Nurse practitioners are registered nurses who have additional education and nursing experience. They are health-care professionals who treat
the whole person: addressing needs relating to their physical and mental health, gathering their medical history, focusing on how their illness affects their lives and their
family, and offering ways for people to lead a healthy life and teaching them how to manage chronic illness. Nurse practitioners are educators and researchers who can be
consulted by other health-care team members.
- diagnose and treat illnesses
- order tests
- prescribe medications
Where do nurse practitioners work?
You will find nurse practitioners in a variety of health-care settings, such as:
- community care (community clinics, health-care centres, doctors’ offices, and in patients’ homes providing a wide range of services, including end-of-life care)
- long-term care (nursing homes)
- hospitals (outpatient clinics, emergency rooms and other patient areas)
- nurse practitioner-led clinics
What kind of health-care services do nurse practitioners provide?
Nurse practitioners provide direct care to people of all ages, families, groups and communities.

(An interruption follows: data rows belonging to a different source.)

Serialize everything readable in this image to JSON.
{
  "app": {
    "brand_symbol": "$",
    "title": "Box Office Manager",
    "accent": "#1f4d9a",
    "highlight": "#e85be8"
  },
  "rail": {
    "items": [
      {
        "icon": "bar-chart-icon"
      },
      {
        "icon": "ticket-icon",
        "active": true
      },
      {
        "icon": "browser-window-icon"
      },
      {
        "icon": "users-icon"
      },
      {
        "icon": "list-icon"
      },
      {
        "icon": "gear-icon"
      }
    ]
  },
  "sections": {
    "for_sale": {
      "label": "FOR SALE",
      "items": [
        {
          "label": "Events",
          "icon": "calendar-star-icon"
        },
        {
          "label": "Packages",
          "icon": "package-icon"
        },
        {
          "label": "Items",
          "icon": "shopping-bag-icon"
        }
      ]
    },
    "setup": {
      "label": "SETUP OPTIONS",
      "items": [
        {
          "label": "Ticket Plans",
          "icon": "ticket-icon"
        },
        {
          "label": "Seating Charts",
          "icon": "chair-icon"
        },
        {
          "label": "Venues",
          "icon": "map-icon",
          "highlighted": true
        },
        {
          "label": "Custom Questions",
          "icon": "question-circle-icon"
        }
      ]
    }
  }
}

They treat illnesses, order tests and prescribe medications. In addition, they teach individuals and their families about healthy living, preventing diseases and managing illnesses. In essence, nurse practitioners bring together the medical knowledge needed to diagnose and treat illnesses with the values and skills of nursing. Nurse practitioners are leaders, consultants and researchers, incorporating new knowledge into their practice. Nurse practitioners play a key role in community/organizational development and capacity-building, as well as health policy development.
Do nurse practitioners replace other health-care professionals? Will I still be able to see my doctor?
Nurse practitioners work together with — rather than replace — other health-care providers. They are part of a team and collaborate with registered nurses, doctors, social workers and others to provide care. You will still be able to see your family doctor and other health-care providers.
What are the benefits of nurse practitioners?
Nurse practitioners bring value to Canadians and their health-care system. Studies about the benefits of nurse practitioners and about patients’ experiences tell us that nurse practitioners:
- involve patients in decisions related to their care
- improve access to primary health care
- reduce pressures on the health-care system
- are valued and trusted by patients
- provide high-quality management of chronic illness (e.g., diabetes, high blood pressure)
Can nurse practitioners work in every province and territory?
Every provincial and territorial government has nurse practitioner legislation in place. There are close to 3,000 nurse practitioners in Canada. Although the largest number of nurse practitioners is found in Ontario, the nurse practitioner-to-person ratio is higher in the Northwest Territories and Nunavut.
Are nurse practitioners a new addition to the health-care system?
Nurse practitioners first appeared in Canada in the 1960s. The early nurse practitioners provided care in rural and remote areas. By the 1970s, interest in the nurse practitioner role increased and more education programs for the role were started. Today, nurse practitioners are seen as an important part of the health-care system.
CNA’s Nurse Practitioner Position Statement
CNA believes that the nurse practitioner role contributes significantly to improve timely access to individualized, high-quality, cost-effective care through a broad range of models of health care.